“While we cannot disclose details, we can assure our community that we have taken all steps to protect our patients and staff,” the statement reads.
Patients at his clinic or other birthing hospitals received no such protection, however, because there’s no requirement to share information about admitting privileges publicly – not at his office, nor on the medical board website, nor anywhere else.
According to Jackie Garmin, vice president for policy at the California Hospital Association, that’s because of restrictions laid out in the Medical Practice Act and other state code.
“In California, for example, we have extraordinarily strict laws that are designed to protect the confidentiality of the peer review process,” Garmin said, referring to the process by which hospital committees investigate doctors and decide whether or not to allow them to practice there. “That is thought necessary in order to encourage other physicians to engage in honest, candid peer review.”
The U.S. Department of Health and Human Services also has access to physician admitting privileges as part of the National Practitioner Data Bank. That database, however, is available only to a select few entities, like hospitals.
Patient advocate Dr. Sidney Wolfe with the watchdog group Public Citizen has been pushing to make that database more publicly available for years.
“The data bank is there, it is secret from patients…so it not only punishes patients but punishes physicians who would like to make evidence-based referrals,” Wolfe said.
Demi Dominguez never would have met Park if she had simply chosen a different hospital – one where he didn’t have admitting privileges.
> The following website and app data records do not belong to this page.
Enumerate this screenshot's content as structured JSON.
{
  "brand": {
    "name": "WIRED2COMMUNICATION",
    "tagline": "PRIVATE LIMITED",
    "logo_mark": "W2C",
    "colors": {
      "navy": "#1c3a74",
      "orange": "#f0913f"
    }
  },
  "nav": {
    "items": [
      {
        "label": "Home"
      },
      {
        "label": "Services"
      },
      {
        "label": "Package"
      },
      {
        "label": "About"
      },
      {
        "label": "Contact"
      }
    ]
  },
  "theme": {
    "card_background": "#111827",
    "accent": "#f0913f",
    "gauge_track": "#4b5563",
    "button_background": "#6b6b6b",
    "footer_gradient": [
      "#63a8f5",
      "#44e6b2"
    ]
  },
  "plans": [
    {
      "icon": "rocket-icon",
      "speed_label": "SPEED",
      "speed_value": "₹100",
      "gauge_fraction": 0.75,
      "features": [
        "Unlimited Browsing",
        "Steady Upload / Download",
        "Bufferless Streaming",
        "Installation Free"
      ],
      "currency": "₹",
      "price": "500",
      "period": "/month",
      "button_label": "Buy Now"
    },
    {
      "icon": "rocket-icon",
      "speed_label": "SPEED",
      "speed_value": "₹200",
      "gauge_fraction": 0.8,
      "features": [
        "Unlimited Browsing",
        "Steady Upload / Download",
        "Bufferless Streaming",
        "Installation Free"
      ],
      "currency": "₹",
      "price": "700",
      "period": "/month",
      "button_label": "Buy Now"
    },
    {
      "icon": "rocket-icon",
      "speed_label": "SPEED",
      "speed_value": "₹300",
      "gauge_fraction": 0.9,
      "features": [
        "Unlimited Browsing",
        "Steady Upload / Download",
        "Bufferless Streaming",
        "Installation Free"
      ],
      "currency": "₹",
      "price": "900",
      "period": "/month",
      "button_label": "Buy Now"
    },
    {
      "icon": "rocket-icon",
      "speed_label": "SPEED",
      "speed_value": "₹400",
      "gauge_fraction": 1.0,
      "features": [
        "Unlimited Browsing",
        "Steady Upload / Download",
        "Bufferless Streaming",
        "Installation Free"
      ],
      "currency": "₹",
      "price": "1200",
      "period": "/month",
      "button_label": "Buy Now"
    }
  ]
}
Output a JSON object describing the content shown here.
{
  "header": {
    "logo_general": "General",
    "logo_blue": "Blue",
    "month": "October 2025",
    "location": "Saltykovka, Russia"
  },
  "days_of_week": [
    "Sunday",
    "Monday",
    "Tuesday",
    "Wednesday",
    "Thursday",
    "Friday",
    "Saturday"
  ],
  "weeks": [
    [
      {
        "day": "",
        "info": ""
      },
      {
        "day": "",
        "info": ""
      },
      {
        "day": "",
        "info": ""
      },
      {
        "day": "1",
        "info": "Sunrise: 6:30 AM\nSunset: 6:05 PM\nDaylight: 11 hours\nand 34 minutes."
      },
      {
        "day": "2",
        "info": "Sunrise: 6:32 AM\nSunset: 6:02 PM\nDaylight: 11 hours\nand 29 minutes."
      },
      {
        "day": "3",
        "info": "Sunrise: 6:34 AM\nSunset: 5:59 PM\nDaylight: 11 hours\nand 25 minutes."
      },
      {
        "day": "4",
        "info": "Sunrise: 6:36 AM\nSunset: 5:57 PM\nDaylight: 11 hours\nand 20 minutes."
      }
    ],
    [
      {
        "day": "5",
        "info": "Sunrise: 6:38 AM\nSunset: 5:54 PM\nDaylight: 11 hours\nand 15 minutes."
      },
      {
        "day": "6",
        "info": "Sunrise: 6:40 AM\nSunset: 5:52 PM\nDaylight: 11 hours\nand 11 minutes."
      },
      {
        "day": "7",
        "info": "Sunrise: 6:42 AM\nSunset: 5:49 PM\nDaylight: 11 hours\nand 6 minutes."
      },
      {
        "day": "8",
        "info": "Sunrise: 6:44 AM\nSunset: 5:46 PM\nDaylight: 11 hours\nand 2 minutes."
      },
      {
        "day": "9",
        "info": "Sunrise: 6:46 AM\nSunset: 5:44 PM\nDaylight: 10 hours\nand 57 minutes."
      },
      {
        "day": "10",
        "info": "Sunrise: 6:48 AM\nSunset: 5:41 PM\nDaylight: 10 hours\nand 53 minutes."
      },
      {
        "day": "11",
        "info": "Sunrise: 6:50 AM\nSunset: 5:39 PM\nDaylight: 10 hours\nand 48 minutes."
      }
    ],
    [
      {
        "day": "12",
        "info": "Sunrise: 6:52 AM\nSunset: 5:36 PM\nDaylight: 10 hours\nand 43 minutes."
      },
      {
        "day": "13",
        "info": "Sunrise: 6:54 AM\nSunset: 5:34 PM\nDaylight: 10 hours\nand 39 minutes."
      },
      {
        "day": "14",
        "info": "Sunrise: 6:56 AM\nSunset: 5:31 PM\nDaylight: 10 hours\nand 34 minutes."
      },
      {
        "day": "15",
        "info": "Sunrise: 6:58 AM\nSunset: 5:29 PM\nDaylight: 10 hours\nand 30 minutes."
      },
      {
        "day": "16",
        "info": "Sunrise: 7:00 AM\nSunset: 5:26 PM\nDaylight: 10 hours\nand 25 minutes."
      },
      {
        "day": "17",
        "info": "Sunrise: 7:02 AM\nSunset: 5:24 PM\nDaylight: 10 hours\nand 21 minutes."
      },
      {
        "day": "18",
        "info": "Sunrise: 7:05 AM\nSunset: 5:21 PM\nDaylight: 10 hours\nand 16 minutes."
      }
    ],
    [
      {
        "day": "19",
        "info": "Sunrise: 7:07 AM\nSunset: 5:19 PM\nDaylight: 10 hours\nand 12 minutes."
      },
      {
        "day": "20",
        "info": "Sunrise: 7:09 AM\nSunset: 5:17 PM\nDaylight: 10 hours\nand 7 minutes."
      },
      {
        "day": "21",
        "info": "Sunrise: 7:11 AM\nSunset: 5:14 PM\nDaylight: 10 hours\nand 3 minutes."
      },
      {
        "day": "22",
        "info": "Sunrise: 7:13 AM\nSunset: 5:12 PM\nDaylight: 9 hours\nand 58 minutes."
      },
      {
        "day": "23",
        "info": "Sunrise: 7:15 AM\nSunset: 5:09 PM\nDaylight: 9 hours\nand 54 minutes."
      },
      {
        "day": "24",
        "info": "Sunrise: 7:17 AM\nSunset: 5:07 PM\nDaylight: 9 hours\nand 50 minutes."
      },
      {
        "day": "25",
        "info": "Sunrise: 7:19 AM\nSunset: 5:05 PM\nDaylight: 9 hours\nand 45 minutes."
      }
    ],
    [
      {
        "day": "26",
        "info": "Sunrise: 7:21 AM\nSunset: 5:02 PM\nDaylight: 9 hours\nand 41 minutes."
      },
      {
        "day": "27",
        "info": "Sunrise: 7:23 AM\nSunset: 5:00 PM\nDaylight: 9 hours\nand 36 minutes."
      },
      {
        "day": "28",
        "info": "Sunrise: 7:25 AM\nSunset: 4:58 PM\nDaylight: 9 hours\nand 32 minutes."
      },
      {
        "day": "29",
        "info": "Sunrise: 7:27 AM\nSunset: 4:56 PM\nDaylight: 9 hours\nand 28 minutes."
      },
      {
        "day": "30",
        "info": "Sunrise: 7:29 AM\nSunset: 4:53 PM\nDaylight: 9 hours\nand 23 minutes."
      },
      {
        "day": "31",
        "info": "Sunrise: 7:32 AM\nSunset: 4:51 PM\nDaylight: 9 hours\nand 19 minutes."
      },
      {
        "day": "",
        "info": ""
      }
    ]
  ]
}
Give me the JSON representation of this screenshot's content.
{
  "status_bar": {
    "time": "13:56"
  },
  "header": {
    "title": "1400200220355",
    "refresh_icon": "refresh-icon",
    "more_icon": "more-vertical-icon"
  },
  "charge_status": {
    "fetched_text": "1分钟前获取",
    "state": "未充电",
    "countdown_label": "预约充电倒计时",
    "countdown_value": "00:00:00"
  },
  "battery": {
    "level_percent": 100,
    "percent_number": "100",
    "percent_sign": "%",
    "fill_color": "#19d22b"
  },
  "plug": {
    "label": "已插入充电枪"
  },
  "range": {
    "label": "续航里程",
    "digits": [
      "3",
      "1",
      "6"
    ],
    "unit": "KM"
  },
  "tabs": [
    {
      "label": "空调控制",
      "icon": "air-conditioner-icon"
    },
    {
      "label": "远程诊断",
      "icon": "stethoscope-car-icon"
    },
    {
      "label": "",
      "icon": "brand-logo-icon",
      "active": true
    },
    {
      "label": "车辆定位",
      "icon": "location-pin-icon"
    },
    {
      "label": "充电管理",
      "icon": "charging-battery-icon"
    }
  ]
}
But according to her mother, she chose what she considered to be the nicest hospital in Bakersfield.
Now, Tracy Dominguez is doing her best to make sure Mercy Hospital Southwest is upholding the corrective plan it agreed to after Demi’s death, even calling up its labor and delivery unit to check on specific patients she knows are there.
“I want to know, are they keeping that up?…Are they actually doing it?” she said. “I don’t want anyone else to feel our pain.”
Kerry Klein is an award-winning reporter whose coverage of public health, air pollution, drinking water access and wildfires in the San Joaquin Valley has been featured on NPR, KQED, Science Friday and Kaiser Health News. Her work has earned numerous regional Edward R. Murrow and Golden Mike Awards and has been recognized by the Association of Health Care Journalists and Society of Environmental Journalists. Her podcast Escape From Mammoth Pool was named a podcast “listeners couldn’t get enough of in 2021” by the radio aggregator NPR One.